### Exercise details
The data below is to be copied exactly, line by line.

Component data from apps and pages
-------
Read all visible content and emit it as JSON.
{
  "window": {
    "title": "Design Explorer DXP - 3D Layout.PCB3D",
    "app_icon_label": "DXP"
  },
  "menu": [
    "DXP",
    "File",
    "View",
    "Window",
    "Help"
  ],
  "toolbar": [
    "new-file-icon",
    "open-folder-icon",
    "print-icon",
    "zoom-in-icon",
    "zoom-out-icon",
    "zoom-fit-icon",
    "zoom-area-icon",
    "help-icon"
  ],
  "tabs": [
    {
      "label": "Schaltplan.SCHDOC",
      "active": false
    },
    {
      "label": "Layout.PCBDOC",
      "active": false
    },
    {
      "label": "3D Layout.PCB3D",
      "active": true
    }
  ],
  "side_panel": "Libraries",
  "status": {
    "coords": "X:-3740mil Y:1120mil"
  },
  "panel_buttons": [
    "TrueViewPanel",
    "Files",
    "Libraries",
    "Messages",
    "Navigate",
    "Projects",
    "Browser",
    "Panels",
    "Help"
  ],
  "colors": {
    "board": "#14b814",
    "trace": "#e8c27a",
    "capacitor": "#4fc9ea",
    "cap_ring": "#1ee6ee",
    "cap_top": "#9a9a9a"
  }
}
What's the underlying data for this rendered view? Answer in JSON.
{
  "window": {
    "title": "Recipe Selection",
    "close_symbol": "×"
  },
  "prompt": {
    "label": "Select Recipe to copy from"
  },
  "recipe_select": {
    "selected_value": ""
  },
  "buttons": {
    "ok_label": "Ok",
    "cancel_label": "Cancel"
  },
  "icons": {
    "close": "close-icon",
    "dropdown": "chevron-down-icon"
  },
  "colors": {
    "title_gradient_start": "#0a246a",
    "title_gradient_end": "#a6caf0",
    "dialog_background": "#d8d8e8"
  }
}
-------
### Response below
Read all visible content and emit it as JSON.
{
  "window": {
    "title": "Design Explorer DXP - 3D Layout.PCB3D",
    "app_icon_label": "DXP"
  },
  "menu": [
    "DXP",
    "File",
    "View",
    "Window",
    "Help"
  ],
  "toolbar": [
    "new-file-icon",
    "open-folder-icon",
    "print-icon",
    "zoom-in-icon",
    "zoom-out-icon",
    "zoom-fit-icon",
    "zoom-area-icon",
    "help-icon"
  ],
  "tabs": [
    {
      "label": "Schaltplan.SCHDOC",
      "active": false
    },
    {
      "label": "Layout.PCBDOC",
      "active": false
    },
    {
      "label": "3D Layout.PCB3D",
      "active": true
    }
  ],
  "side_panel": "Libraries",
  "status": {
    "coords": "X:-3740mil Y:1120mil"
  },
  "panel_buttons": [
    "TrueViewPanel",
    "Files",
    "Libraries",
    "Messages",
    "Navigate",
    "Projects",
    "Browser",
    "Panels",
    "Help"
  ],
  "colors": {
    "board": "#14b814",
    "trace": "#e8c27a",
    "capacitor": "#4fc9ea",
    "cap_ring": "#1ee6ee",
    "cap_top": "#9a9a9a"
  }
}
What's the underlying data for this rendered view? Answer in JSON.
{
  "window": {
    "title": "Recipe Selection",
    "close_symbol": "×"
  },
  "prompt": {
    "label": "Select Recipe to copy from"
  },
  "recipe_select": {
    "selected_value": ""
  },
  "buttons": {
    "ok_label": "Ok",
    "cancel_label": "Cancel"
  },
  "icons": {
    "close": "close-icon",
    "dropdown": "chevron-down-icon"
  },
  "colors": {
    "title_gradient_start": "#0a246a",
    "title_gradient_end": "#a6caf0",
    "dialog_background": "#d8d8e8"
  }
}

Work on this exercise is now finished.